As the United States prepared to take a long holiday over the July 4th weekend, the Department of Justice set off some fireworks of its own: the department published a new edition of the FCPA Resource Guide, a one-volume compendium of all things related to the Foreign Corrupt Practices Act (FCPA). What does the Foreign… Read More
The United States government uses legislation to maintain a business environment where investors may be confident in the accuracy of financial disclosures released by publicly-traded companies. One example is the Sarbanes-Oxley Act, a law that creates standards and accountability for corporate financial reporting and disclosures.
What is the Sarbanes-Oxley Act?
The Sarbanes-Oxley (SOX) Act was enacted on July 30th, 2002, co-sponsored by Sen. Paul Sarbanes (D-MD) and Rep. Michael G. Oxley (R-OH-4).
The SOX Act introduced a number of new financial governance laws that would impact corporate boardrooms across America in five key areas:
The SOX Act introduces a range of provisions aimed at making senior officials and corporate officers directly and personally accountable for the truth and veracity of tax returns, financial reports, and other financial reports and disclosures.
New Audit Requirements
The SOX Act establishes the Public Company Accounting Oversight Board, a non-profit organization with a mandate to protect the interests of investors by overseeing the audits of public companies and ensuring they are independently conducted, accurate, and informative. Standards for external auditor independence are also created by the SOX Act.
Accounting & Disclosure Standards
The SOX Act creates reporting requirements for several kinds of financial transactions, including off-balance-sheet transactions and stock transactions of C-suite executives.

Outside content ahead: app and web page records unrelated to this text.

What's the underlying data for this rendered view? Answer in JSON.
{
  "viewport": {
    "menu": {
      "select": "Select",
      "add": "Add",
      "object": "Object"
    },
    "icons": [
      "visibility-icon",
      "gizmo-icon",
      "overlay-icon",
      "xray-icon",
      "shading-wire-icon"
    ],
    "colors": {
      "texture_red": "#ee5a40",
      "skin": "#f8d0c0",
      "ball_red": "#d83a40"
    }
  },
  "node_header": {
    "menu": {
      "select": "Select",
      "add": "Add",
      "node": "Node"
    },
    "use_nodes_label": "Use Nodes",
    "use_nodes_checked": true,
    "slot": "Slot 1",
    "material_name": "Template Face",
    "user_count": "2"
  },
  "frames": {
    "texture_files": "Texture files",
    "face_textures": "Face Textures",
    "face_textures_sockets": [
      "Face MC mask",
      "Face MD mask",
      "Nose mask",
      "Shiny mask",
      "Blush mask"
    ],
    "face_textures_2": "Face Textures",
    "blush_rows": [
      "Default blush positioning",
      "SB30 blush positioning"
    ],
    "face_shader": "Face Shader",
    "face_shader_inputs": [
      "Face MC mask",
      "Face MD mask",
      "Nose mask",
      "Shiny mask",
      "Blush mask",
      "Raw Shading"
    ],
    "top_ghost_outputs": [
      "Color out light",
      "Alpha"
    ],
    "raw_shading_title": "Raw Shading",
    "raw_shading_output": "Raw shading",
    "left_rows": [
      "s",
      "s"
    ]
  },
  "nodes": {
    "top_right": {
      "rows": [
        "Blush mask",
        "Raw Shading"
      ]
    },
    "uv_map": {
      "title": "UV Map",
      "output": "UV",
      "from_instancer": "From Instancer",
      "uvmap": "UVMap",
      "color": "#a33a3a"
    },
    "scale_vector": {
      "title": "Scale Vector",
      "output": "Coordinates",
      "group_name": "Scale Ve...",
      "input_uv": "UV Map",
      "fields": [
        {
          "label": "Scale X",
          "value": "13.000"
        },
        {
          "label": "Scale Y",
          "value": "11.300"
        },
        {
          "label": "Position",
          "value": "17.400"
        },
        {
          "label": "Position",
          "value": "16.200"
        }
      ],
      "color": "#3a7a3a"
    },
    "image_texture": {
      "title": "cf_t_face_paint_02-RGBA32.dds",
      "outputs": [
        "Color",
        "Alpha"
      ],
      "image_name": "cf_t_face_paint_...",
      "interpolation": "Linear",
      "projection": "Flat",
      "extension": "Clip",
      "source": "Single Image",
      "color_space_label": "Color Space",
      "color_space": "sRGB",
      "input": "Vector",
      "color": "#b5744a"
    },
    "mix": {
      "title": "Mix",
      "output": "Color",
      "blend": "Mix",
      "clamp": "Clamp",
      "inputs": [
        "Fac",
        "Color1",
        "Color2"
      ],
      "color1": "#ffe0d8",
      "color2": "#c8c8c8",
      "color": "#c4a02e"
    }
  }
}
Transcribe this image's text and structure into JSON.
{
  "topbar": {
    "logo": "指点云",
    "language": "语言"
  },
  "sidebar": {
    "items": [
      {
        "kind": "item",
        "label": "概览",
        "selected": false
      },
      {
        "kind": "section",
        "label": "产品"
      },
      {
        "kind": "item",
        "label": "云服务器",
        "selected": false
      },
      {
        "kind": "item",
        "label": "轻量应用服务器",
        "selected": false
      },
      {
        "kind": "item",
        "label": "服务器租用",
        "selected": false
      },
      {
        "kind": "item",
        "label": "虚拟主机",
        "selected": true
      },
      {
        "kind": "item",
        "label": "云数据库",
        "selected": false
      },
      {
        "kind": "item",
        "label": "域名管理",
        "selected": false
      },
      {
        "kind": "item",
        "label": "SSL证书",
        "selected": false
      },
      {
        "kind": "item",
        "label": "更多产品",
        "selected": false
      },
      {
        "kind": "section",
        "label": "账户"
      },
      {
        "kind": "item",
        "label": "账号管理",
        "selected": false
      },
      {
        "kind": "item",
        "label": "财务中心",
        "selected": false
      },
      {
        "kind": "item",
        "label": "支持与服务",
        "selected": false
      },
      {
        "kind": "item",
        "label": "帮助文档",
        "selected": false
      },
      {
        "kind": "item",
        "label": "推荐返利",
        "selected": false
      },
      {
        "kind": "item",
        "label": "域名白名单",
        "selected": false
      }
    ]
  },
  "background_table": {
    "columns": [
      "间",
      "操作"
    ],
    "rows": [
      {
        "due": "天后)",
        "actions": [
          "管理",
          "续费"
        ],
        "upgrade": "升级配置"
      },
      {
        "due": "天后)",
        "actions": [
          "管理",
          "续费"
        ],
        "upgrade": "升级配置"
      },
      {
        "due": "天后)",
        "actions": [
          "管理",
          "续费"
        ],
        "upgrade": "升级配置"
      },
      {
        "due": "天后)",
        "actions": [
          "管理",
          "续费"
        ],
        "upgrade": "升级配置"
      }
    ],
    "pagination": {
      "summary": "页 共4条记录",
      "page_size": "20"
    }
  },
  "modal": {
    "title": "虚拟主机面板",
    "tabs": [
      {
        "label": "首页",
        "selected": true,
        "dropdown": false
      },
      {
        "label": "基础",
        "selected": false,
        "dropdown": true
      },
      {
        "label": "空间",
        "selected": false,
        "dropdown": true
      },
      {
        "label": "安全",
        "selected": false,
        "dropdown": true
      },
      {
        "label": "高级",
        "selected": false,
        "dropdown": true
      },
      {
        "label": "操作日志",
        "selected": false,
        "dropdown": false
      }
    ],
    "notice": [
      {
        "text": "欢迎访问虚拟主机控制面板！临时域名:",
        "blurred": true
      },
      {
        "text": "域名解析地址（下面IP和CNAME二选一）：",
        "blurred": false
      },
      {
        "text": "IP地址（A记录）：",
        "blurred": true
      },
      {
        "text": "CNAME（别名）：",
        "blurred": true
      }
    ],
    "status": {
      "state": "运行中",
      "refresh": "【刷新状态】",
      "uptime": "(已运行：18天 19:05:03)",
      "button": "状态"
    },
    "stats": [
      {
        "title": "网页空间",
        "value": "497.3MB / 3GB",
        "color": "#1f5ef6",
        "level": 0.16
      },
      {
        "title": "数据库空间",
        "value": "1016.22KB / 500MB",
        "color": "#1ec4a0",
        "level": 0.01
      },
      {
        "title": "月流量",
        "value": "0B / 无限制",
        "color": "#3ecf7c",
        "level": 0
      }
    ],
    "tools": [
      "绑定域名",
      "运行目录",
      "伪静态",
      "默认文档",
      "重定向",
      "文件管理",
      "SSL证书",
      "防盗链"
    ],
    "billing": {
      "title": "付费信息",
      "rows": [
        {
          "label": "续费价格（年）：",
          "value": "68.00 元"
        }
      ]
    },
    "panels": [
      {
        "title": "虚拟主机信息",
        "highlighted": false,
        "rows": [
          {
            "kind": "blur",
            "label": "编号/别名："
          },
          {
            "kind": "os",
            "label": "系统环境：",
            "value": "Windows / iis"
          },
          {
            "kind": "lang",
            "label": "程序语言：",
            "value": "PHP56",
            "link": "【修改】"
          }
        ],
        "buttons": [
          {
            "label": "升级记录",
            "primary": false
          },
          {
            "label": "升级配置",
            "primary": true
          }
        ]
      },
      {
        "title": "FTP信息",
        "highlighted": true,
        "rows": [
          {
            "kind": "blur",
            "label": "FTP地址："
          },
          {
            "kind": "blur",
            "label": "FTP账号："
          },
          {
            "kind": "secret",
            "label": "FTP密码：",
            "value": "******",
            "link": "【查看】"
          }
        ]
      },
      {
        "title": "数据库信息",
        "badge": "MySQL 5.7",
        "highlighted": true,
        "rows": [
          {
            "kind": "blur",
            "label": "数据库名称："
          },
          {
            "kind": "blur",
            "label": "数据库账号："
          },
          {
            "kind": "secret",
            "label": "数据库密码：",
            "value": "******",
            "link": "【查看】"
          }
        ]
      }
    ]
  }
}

A senior corporate officer is required to certify that financial statements are prepared in compliance with SEC disclosure requirements.
Additionally, firms are required by the SOX Act to maintain internal controls that ensure the accuracy of financial reports. Firms must test these internal controls annually by conducting a top-down risk assessment (TDRA) and producing an internal control assessment.
Increased Penalties for White Collar Crime
One of the major goals of the SOX Act was to increase punishments for white collar crimes, especially for corporate officers who certify false disclosures, engage in fraud, or obstruct a US agency investigation by falsifying, hiding, or destroying records.
The SOX Act introduces new protections for whistleblowers, explicitly prohibiting anyone in a public trading company from acting in retaliation against a whistleblower who discloses potential or actual violations of the following:
- Securities Fraud
- Shareholder Fraud
- Bank Fraud
- Wire Fraud
- Mail Fraud
- Any violation of SEC rules and regulations
Retaliatory actions that are specifically banned by the SOX Act include employee termination, demotion, or suspension, harassment, threats, and any type of discrimination. Even disclosing the identity of a whistleblower to others may constitute a retaliatory action under the SOX Act provisions.
Why was the Sarbanes-Oxley Act Passed?
The Sarbanes-Oxley Act was passed in 2002, shortly after a slew of corporate accounting scandals where senior corporate officers were found to have participated in the falsification or intentional misreporting of financial results.
Between 1999 and 2002, companies like Enron, Xerox, WorldCom, Tyco International, Qwest Communications, Kmart, Halliburton, and others were implicated in scandals.
Who Does the Sarbanes-Oxley Act Apply To?
The Sarbanes-Oxley Act applies to:
- All publicly traded companies in the United States
- All wholly-owned subsidiaries that do business in the United States
- All foreign companies that are publicly traded and do business in the United States
Some provisions of the SOX Act also apply to privately held companies, including penalties for retaliation against whistleblowers and criminal liability for destroying or falsifying records.